*TASK GOAL:* Could you find every line in the records below that contains the word "main" and copy it?

*** RECORDS SUPPLIED ***

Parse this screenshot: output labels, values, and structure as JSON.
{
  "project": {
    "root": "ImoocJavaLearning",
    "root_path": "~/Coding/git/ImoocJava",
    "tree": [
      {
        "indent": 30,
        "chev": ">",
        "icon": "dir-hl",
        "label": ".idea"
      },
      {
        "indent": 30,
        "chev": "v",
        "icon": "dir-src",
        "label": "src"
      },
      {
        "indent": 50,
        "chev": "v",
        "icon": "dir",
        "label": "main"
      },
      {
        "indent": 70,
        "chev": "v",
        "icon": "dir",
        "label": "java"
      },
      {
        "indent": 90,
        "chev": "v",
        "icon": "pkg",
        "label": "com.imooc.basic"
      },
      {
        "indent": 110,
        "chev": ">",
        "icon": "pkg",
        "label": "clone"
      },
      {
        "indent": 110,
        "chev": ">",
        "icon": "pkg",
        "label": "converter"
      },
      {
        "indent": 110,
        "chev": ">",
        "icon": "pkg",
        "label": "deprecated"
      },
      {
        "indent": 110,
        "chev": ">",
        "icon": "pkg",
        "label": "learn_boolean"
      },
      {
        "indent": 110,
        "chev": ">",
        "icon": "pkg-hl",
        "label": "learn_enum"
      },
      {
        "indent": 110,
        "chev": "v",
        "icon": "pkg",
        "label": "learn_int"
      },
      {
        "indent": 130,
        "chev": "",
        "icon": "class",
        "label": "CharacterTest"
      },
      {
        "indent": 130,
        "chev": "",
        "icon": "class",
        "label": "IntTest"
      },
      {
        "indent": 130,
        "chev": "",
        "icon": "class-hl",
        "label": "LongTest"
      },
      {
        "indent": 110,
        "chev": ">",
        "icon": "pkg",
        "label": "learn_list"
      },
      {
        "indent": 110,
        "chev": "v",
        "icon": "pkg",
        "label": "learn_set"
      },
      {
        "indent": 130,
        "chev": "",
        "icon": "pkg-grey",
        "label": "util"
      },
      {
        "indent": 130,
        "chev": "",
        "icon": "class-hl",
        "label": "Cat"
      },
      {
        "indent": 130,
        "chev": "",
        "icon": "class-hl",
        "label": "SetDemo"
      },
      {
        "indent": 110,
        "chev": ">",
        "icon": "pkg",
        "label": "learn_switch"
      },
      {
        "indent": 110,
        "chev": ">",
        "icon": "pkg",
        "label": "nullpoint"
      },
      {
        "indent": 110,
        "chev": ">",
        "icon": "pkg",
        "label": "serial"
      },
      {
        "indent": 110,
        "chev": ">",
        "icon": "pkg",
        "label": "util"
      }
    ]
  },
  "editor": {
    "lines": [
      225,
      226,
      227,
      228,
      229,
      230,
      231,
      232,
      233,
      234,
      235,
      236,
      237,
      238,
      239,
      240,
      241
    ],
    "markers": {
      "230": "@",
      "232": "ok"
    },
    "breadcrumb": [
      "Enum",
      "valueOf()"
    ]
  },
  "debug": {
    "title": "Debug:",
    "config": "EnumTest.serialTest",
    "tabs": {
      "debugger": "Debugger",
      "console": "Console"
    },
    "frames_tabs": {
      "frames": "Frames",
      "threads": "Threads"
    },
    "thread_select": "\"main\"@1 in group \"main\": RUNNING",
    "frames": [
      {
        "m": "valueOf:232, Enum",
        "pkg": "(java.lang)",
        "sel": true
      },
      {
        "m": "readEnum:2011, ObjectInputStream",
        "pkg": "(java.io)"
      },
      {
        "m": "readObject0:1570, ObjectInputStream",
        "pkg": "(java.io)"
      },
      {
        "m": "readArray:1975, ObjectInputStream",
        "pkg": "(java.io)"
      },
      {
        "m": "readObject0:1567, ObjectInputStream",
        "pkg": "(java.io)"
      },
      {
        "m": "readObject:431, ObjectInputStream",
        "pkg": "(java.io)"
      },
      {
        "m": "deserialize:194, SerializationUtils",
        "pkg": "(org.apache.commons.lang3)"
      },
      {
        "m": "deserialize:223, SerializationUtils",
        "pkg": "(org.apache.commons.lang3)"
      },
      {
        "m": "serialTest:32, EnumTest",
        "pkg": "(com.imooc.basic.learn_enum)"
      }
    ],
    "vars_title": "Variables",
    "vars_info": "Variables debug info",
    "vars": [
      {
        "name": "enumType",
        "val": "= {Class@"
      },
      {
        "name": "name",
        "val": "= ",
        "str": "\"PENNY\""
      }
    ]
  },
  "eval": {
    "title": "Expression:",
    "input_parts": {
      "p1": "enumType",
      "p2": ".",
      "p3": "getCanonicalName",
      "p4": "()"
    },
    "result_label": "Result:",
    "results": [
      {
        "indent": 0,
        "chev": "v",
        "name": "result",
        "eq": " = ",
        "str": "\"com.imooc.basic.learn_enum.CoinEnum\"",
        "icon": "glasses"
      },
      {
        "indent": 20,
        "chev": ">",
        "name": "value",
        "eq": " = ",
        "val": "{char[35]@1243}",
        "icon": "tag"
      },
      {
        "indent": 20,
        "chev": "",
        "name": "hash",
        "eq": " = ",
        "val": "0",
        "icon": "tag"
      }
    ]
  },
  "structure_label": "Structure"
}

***

*THE ANSWER:*
        "label": "main"
    "thread_select": "\"main\"@1 in group \"main\": RUNNING",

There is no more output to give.